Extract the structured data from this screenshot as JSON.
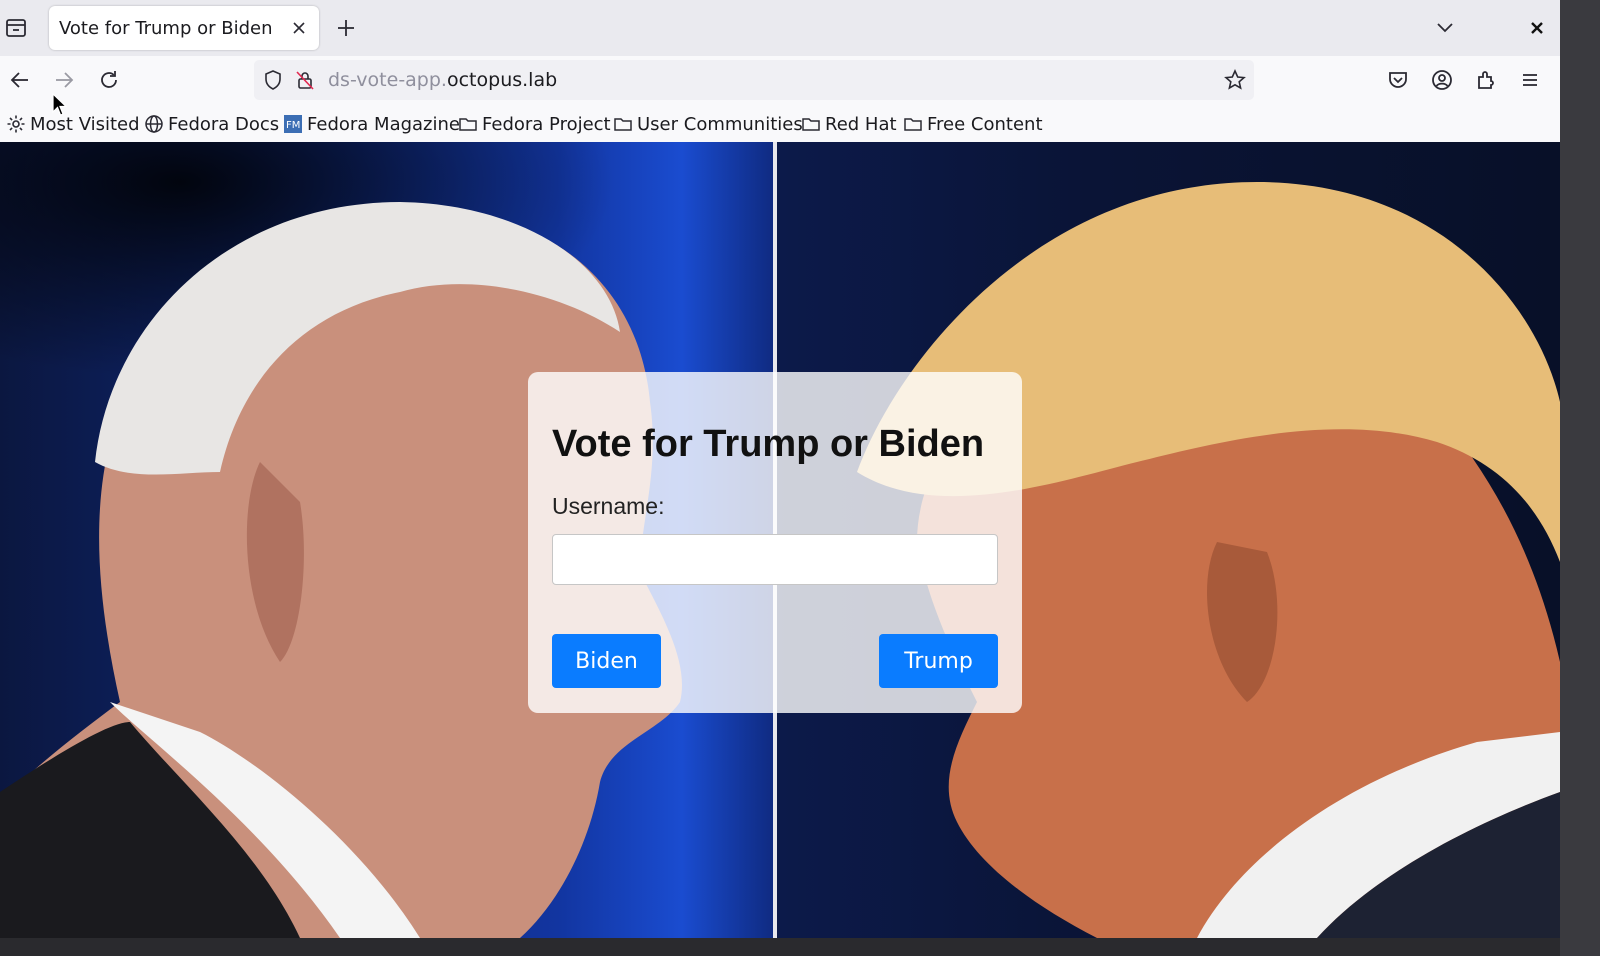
{
  "browser": {
    "tab": {
      "title": "Vote for Trump or Biden"
    },
    "url": {
      "prefix": "ds-vote-app.",
      "domain": "octopus.lab"
    },
    "bookmarks": [
      {
        "label": "Most Visited",
        "icon": "gear-icon"
      },
      {
        "label": "Fedora Docs",
        "icon": "globe-icon"
      },
      {
        "label": "Fedora Magazine",
        "icon": "fedora-magazine-icon"
      },
      {
        "label": "Fedora Project",
        "icon": "folder-icon"
      },
      {
        "label": "User Communities",
        "icon": "folder-icon"
      },
      {
        "label": "Red Hat",
        "icon": "folder-icon"
      },
      {
        "label": "Free Content",
        "icon": "folder-icon"
      }
    ]
  },
  "page": {
    "title": "Vote for Trump or Biden",
    "username_label": "Username:",
    "username_value": "",
    "biden_button": "Biden",
    "trump_button": "Trump"
  },
  "colors": {
    "button": "#0a7cff",
    "tab_strip": "#eaeaef",
    "toolbar": "#f9f9fb"
  }
}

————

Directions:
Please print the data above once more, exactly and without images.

Written reply:
Extract the structured data from this screenshot as JSON.
{
  "browser": {
    "tab": {
      "title": "Vote for Trump or Biden"
    },
    "url": {
      "prefix": "ds-vote-app.",
      "domain": "octopus.lab"
    },
    "bookmarks": [
      {
        "label": "Most Visited",
        "icon": "gear-icon"
      },
      {
        "label": "Fedora Docs",
        "icon": "globe-icon"
      },
      {
        "label": "Fedora Magazine",
        "icon": "fedora-magazine-icon"
      },
      {
        "label": "Fedora Project",
        "icon": "folder-icon"
      },
      {
        "label": "User Communities",
        "icon": "folder-icon"
      },
      {
        "label": "Red Hat",
        "icon": "folder-icon"
      },
      {
        "label": "Free Content",
        "icon": "folder-icon"
      }
    ]
  },
  "page": {
    "title": "Vote for Trump or Biden",
    "username_label": "Username:",
    "username_value": "",
    "biden_button": "Biden",
    "trump_button": "Trump"
  },
  "colors": {
    "button": "#0a7cff",
    "tab_strip": "#eaeaef",
    "toolbar": "#f9f9fb"
  }
}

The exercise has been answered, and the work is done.